Not to give away any spoilers, but we’re a week away from Valentine’s Day and true to form, February 14 falls smack in the middle of the cold and flu season. No kissing, please, unless your idea of true love is sharing a runny nose.
On the other hand, I hold that the couple that sneezes together stays together. I mean, you can be “God blessing” each other back and forth till death do you part, so to speak, and the two of you will be keeping each other from getting The Plague to boot. That time-honored “God bless you,” followed by “thank you” custom started in the 6th century by Pope Gregory, who encouraged the requesting of this divine intervention since sneezing was often the first sign that somebody was coming down with The Plague.
When it comes down to it, from what I’ve gathered over the years, sneezing, if done discreetly, is socially allowable, whereas the blowing of one’s nose can be downright messy and can be risky besides – if performed in public like in restaurants or during the Pledge of Allegiance. Maybe that’s why you never see people on TV talk shows blow their noses. It should be performed with the utmost discretion, mainly because much too often, the blow you think will be modest and somewhat under control will come out something akin to the honking of a sandhill crane and make the person across the room jump. But when you gotta do it, you gotta do it, unless you’re a six-year-old boy and take care of business on your mucus-slicked shirt sleeve.

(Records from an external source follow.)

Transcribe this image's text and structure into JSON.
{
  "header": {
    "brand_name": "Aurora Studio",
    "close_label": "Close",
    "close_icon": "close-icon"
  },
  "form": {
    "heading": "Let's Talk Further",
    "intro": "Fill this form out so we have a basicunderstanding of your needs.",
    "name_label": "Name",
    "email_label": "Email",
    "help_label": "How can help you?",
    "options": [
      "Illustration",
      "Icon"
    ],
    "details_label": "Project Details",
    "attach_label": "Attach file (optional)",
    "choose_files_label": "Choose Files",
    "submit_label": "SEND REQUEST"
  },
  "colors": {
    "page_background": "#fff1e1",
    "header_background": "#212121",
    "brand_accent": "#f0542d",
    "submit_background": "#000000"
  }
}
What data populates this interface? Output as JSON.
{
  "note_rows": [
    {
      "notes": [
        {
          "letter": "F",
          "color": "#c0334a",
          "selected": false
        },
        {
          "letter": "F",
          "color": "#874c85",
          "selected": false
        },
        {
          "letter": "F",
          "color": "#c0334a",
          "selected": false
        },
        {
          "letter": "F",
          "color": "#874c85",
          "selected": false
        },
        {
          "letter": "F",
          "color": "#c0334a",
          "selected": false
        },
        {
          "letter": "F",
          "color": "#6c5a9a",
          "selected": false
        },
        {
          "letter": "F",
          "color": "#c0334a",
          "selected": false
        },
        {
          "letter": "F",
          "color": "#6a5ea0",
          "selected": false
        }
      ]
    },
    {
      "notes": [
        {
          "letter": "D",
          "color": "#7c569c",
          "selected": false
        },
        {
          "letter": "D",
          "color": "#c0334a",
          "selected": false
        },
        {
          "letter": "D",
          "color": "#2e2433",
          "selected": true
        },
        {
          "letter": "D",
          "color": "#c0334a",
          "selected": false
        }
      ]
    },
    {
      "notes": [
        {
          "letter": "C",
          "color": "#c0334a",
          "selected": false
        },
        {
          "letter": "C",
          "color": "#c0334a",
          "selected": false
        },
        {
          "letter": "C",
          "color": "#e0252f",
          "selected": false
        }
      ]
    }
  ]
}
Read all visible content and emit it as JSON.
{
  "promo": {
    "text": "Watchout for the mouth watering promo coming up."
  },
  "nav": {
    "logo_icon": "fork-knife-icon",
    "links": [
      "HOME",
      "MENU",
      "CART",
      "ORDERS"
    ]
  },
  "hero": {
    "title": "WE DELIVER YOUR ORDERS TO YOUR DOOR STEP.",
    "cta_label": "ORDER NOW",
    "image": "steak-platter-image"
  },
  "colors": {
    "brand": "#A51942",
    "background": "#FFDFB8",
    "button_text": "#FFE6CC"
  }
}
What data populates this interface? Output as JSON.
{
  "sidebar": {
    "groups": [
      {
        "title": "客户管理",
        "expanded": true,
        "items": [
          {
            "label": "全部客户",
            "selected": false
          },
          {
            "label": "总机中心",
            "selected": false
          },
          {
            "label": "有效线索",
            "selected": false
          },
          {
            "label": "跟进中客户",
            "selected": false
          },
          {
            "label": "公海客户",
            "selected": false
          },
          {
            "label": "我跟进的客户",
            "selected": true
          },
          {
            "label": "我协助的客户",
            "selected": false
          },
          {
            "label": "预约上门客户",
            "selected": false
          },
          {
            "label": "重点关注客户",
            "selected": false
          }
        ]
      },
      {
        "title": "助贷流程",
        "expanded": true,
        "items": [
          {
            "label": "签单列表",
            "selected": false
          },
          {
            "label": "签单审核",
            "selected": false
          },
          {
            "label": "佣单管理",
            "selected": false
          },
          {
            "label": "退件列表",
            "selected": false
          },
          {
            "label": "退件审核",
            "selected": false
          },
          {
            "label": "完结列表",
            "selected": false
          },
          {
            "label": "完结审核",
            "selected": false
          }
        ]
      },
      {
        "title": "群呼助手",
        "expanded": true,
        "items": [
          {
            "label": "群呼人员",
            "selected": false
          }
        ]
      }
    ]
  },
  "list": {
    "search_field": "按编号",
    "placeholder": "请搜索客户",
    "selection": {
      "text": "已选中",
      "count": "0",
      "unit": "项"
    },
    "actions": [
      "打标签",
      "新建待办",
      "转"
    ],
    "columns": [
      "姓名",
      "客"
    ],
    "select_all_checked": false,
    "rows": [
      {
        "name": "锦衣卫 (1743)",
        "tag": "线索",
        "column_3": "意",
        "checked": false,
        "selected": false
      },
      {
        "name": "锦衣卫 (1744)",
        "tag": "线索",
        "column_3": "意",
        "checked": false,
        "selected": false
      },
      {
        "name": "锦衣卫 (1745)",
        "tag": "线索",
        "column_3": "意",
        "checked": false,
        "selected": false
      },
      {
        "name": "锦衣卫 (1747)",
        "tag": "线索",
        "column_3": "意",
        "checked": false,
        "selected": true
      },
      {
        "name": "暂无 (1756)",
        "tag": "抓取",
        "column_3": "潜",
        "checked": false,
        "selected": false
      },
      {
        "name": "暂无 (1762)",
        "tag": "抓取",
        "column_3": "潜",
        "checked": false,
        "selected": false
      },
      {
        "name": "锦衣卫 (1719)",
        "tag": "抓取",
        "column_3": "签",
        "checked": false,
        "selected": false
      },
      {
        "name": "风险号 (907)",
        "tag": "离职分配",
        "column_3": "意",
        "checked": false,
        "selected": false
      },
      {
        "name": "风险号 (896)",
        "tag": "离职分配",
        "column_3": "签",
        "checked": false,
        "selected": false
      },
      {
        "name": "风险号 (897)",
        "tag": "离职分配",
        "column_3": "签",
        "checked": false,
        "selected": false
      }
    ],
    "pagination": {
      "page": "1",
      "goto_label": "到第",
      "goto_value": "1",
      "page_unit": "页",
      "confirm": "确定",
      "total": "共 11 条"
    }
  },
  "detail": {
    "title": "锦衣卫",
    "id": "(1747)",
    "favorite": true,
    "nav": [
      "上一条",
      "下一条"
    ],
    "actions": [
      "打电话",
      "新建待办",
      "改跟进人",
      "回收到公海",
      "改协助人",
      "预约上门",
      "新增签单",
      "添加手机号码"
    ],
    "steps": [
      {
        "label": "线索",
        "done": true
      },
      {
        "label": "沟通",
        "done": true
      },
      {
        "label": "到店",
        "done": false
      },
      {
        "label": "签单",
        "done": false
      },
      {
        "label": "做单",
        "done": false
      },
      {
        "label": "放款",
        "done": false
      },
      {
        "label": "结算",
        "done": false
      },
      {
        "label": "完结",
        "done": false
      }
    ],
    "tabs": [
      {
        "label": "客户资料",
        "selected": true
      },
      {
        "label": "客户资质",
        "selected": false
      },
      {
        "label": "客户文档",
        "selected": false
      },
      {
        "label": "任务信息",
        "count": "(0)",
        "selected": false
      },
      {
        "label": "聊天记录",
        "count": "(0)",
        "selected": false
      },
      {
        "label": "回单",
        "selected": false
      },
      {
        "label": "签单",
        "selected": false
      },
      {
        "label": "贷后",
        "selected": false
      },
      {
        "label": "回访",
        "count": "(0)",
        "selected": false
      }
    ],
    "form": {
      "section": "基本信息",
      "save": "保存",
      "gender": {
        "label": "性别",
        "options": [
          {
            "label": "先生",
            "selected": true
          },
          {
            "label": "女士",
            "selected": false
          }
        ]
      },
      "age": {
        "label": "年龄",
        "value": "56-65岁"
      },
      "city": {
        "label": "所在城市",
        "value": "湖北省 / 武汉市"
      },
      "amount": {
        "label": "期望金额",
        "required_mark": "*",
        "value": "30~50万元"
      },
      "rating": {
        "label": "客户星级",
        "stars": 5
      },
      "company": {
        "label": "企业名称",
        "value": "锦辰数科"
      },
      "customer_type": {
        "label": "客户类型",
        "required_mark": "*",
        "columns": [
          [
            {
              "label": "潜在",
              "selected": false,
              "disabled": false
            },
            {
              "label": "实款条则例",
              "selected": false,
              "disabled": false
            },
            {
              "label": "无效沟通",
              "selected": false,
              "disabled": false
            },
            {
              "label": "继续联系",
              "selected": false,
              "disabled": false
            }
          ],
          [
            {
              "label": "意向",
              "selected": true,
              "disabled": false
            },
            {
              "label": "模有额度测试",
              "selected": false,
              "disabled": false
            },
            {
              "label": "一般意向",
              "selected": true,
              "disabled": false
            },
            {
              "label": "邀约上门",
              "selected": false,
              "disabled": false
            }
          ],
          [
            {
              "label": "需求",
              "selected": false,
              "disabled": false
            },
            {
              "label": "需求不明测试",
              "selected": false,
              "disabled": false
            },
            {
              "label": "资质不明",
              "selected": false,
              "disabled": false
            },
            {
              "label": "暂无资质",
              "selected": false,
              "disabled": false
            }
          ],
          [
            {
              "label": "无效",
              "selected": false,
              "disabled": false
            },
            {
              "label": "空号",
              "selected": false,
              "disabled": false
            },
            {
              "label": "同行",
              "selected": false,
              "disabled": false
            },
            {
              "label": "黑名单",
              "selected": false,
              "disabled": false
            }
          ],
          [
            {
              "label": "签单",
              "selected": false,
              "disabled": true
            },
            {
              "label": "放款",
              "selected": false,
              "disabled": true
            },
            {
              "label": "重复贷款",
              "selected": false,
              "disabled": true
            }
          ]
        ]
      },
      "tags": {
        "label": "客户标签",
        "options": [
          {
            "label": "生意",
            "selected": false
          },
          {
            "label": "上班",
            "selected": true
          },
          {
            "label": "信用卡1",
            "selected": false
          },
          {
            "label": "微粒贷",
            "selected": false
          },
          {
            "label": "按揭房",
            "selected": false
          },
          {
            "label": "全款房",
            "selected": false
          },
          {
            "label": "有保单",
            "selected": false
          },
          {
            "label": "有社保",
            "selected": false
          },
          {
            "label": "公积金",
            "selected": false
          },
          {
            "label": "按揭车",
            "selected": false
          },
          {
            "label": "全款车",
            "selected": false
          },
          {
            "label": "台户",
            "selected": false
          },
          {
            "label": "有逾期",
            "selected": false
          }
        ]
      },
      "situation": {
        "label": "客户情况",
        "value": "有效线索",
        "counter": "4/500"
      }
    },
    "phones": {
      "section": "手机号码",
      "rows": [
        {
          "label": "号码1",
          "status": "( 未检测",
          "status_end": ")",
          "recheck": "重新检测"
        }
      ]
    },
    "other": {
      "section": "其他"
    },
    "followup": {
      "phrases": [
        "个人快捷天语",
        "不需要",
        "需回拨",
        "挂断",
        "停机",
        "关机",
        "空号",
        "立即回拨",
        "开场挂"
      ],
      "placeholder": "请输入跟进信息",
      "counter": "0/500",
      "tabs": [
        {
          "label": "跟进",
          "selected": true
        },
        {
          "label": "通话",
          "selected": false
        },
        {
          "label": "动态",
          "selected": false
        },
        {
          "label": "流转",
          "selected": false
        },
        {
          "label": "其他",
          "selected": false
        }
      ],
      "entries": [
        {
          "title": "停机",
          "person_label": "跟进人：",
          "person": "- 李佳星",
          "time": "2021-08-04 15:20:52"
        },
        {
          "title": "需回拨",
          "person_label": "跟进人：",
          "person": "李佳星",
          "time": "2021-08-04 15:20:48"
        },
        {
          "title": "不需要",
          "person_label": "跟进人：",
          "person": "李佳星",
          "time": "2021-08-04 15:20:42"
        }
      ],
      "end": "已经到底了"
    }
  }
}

To paraphrase Neil Young, “Love is a nose, but you better not pick it.”
But I digress.
The whole Valentine’s Day thing goes back centuries but really took off after 1847 with the introduction by Esther Howland of Valentine’s Day greeting cards. Ever since then, it has become one of the most confusing, nay tricky, times of the year for married guys. I say “married” specifically because it ranks up there as one of three critical days on any husband’s calendar; the other two in the wedded bliss triad are, of course, the wedding anniversary and her birthday.
Single men can keep the romance going with something reasonably affordable; perfume, flowers or anything chocolate (even if it is the first day of Lent), and don’t forget the actual card as well as a plethora of memes and emojis. Plan carefully because V-Day cometh, and you never know what your Valentine may like.
But wouldn’t you know it, there is a flip side to this lovey-dovey stuff; a cathartic anti-Valentine for those who hold grudges after a breakup.
I was reading about a fundraiser sponsored by the San Antonio Zoo that is offering the heartbroken a chance to “exterminate’’ their past relationship by naming a cockroach after their chosen ex. For just $10 you can give them permission to stomp on your named cucaracha. If that’s a little too barbaric, I’m wondering if you can stipulate the more humane execution by nitrogen. You can also choose a veggie or a rat that will be fed to the zoo animals if that makes you feel better.
Otherwise, you can skip the pity party and just send the ten bucks to the Albuquerque Zoo.
More traditionally, I’ve always heard dinner and dancing is a good way to commemorate Valentine’s Day, but as far as that went, I was never much of a dancer. I once tried to master the Texas Two-Step but got mixed up with the step-step and step-close-step. And don’t get me started on my line-dancing kerfluffle.
By the way, today is the 114th anniversary of that league of future extraordinary gentlemen, the Boy Scouts of America. I don’t know if you have experienced scouting, but if you once sported that blue and yellow neckerchief, you’re in good company: Martin Luther King Jr., John F. Kennedy, Jim Morrison, Paul McCartney, Harrison Ford, Steven Spielberg, Jimmy Buffet, and the lead singer of Imagine Dragons. Oh, and yours truly.
My Boy Scout Handbook said, “A Scout is trustworthy, loyal, helpful, friendly, courteous, kind, obedient, cheerful, thrifty, brave, clean, and reverent.” Basically, all things that make up a decent human being, although as a Boy Scout, I have to admit to having a problem with the “obedient” part. My mother could’ve attested to that.
I couldn’t say for sure if being in Scouting through my teen years helped me, but I faithfully read Boy’s Life Magazine from cover to cover every month and did learn how to start a decent fire on camping trips. Unfortunately, I didn’t rise much above the Tenderfoot level since there was no merit badge for shooting pool, so there was that.
Boy Scouts don’t have cookies, but they do sell popcorn and sometimes fertilizer.